(Data extracted from a collection)
◇ ◇ ◇ ◇

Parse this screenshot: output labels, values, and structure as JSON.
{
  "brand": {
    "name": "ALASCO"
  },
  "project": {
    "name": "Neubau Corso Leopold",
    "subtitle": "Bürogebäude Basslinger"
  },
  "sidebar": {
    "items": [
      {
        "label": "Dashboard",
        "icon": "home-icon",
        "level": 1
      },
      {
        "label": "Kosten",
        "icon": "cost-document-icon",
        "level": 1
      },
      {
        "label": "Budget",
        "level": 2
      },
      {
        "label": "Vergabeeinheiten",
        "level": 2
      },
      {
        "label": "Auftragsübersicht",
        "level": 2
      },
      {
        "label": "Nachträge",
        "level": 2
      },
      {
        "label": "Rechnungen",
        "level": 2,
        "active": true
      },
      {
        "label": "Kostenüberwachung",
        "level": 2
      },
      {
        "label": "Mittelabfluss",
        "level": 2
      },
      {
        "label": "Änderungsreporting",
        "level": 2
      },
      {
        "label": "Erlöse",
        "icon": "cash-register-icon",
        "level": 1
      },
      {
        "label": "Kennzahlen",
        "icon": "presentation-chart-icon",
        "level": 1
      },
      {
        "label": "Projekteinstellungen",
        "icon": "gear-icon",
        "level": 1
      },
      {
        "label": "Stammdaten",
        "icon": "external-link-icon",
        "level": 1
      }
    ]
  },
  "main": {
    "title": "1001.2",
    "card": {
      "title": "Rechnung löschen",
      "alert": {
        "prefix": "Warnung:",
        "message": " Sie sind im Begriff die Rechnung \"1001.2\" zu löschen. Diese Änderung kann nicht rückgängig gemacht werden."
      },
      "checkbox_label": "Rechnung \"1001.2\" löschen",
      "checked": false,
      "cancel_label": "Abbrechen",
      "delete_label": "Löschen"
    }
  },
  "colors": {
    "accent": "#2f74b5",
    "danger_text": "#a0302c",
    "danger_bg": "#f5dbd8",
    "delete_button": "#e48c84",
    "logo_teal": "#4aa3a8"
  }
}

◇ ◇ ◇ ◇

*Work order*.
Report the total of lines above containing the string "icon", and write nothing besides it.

*Expected output*.
6